IHAT should not be confused with the more glamorous “IHAM — Impacts of Humans Activities in Antarctica — Marine”, better known for their under ice diving and media savvy underwater ROV videographers.

For those with an interest in acronyms (if you’re not, how did you get past the selection panel?), the remediation project has variously been part of (in chronological order):

  • HI — Human Impacts
  • IHAT — Impacts of Humans Activities in Antarctica — Terrestrial.
  • HIRP — Human Impacts Research Program
  • EPIC — Environmental Protection and Change
  • TNE — Terrestrial and Nearshore Ecosystems
  • ACAM — Antarctic Conservation and Management (currently)

In short, the IHAT name, despite being almost a decade past its use-by-date, has stuck around kicking and fighting at Macca (and within that old stalwart, the ECON system), in a manner similar to the station itself…

Tim Spedding

Cormorant chicks

A common sight over the last couple of months has been cormorants flying over the isthmus back to their rock stacks with nesting materials in their mouths. 

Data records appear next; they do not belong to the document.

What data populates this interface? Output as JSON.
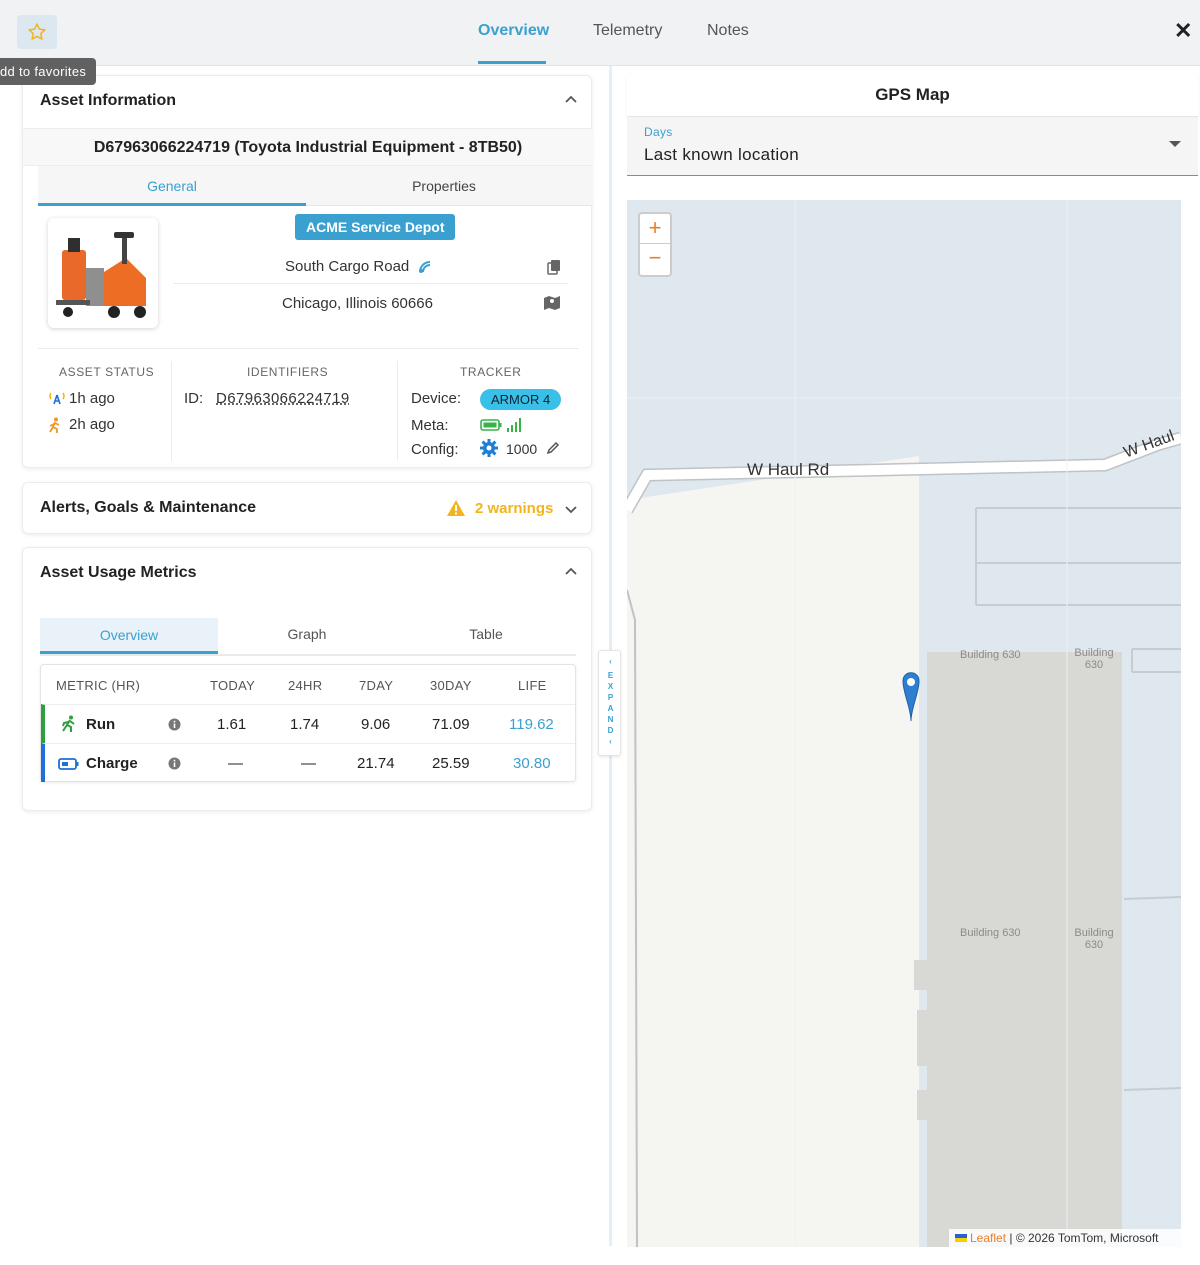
{
  "header": {
    "tabs": [
      {
        "label": "Overview",
        "active": true
      },
      {
        "label": "Telemetry",
        "active": false
      },
      {
        "label": "Notes",
        "active": false
      }
    ],
    "favorite_tooltip": "dd to favorites",
    "close_icon": "close-icon",
    "star_icon": "star-icon"
  },
  "asset_info": {
    "title": "Asset Information",
    "asset_heading": "D67963066224719 (Toyota Industrial Equipment - 8TB50)",
    "subtabs": [
      "General",
      "Properties"
    ],
    "depot": "ACME Service Depot",
    "street": "South Cargo Road",
    "city": "Chicago, Illinois 60666",
    "status": {
      "header": "ASSET STATUS",
      "last_report": "1h ago",
      "last_move": "2h ago"
    },
    "identifiers": {
      "header": "IDENTIFIERS",
      "id_label": "ID:",
      "id_value": "D67963066224719"
    },
    "tracker": {
      "header": "TRACKER",
      "device_label": "Device:",
      "device_value": "ARMOR 4",
      "meta_label": "Meta:",
      "config_label": "Config:",
      "config_value": "1000"
    }
  },
  "alerts": {
    "title": "Alerts, Goals & Maintenance",
    "warnings": "2 warnings"
  },
  "usage": {
    "title": "Asset Usage Metrics",
    "tabs": [
      "Overview",
      "Graph",
      "Table"
    ],
    "columns": [
      "METRIC (HR)",
      "TODAY",
      "24HR",
      "7DAY",
      "30DAY",
      "LIFE"
    ],
    "rows": [
      {
        "name": "Run",
        "today": "1.61",
        "h24": "1.74",
        "d7": "9.06",
        "d30": "71.09",
        "life": "119.62",
        "color": "#2e9f3e"
      },
      {
        "name": "Charge",
        "today": "—",
        "h24": "—",
        "d7": "21.74",
        "d30": "25.59",
        "life": "30.80",
        "color": "#1e6fd9"
      }
    ]
  },
  "expand_label": "EXPAND",
  "gps": {
    "title": "GPS Map",
    "days_label": "Days",
    "days_value": "Last known location",
    "road_1": "W Haul Rd",
    "road_2": "W Haul",
    "building_labels": [
      "Building 630",
      "Building 630",
      "Building 630",
      "Building 630"
    ],
    "zoom_in": "+",
    "zoom_out": "−",
    "attribution_link": "Leaflet",
    "attribution_text": "| © 2026 TomTom, Microsoft"
  },
  "colors": {
    "accent": "#3aa0d0",
    "warning": "#f2b51e",
    "depot": "#3aa0d0",
    "pill": "#39c0e8"
  }
}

All of this nest building is part of their egg–laying and chick rearing cycle: George was at Cormorant Point recently and lucky enough to get some photos of cormorant chicks.


Whilst there is plenty of birdlife that thrives here and calls the place home, occasionally other species turn up unexpectedly, as with our sooty terns earlier this year (Icy News June 17).

Digging in the station logs we find two instances of homing pigeons ending up majorly off course…

Station Log 31/10/89

A homing pigeon from Tassie flew into the store this morning. Its owners were contacted and we learnt it had been released on Sunday in Victoria… a long way for a small bird to fly in two days! It appreciated the grain and water we fed it and is now located in a cage outside the mess.

From a “A Fragmentary History”, compiled by Jeremy Smith:

This pigeon was “quite tame and lived in the main store, where it was fed. Occasionally it would take a flight outside where it was pursued by skuas, although it easily outpaced them. When the expedition’s year came to an end a few weeks later there was a strong feeling that the bird should be repatriated. The bird was caught and caged, smuggled aboard the relieving ship, fed there in captivity for three days and then released as the ship was moving up the Derwent estuary.”

Station Log 20/8/97

Omitted to mention that a racing pigeon arrived at the station on Monday. It was banded and was captured by Mario on Monday and is now sitting in a cage on top of the piano. The band has a Hobart phone number which was called. The owner rang back this evening and spoke to Ken. He would like the bird put on the ship and send back to Hobart, It seems in good condition.

This one’s arrival made the news back home:

From a “A Fragmentary History”, compiled by Jeremy Smith:

Sydney Morning Herald, p7 — 23/9/97 — Andrew Darby

Off–course pigeon flies halfway to the Antarctic

A racing pigeon has survive an unplanned, freezing, 1500 kilometre flight across the Southern Ocean, to be recovered on the only land between Tasmania and Antarctica, Macquarie Island.

“I think I“ll call her Abelina Tasman, after the explorer, you know?”, said its owner, Mr Ken Gore. “She’s done almost as many miles as he did.”

The hen from Mr Gore’s loft on the Tasman Peninsula was released on August 18 for a race from Devonport on Tasmania’s north–west coast. With a strong north–westerly behind the flock, Mr Gore’s other birds made the 250 kilometres to Taranna in 2.5 hours. But Abelina’s pied head and blue barred wings were nowhere to be seen.

“I thought she’s been taken by the peregrine falcons or something,” he said. “She must have just lost her bearings somehow or other and just flown on.” And on. Abelina was spotted by meteorological observer at Macquarie Island, when he looked out of his hut on August 20.

After also surviving predatory local skuas and the occasional feral cat, a thin and bedraggled Abelina was caught and put in a cage.

Abelina made the trip back to Hobart on the resupply ship Aurora Australis.

Mr Gore said Abelina proved to be a capable bird before, having returned from as far afield as King Island and Wonthaggi in Victoria but he did not intend to push his luck. Now she would get a rest.

“She deserves what they always want. They want to settle down and have a couple of eggs.”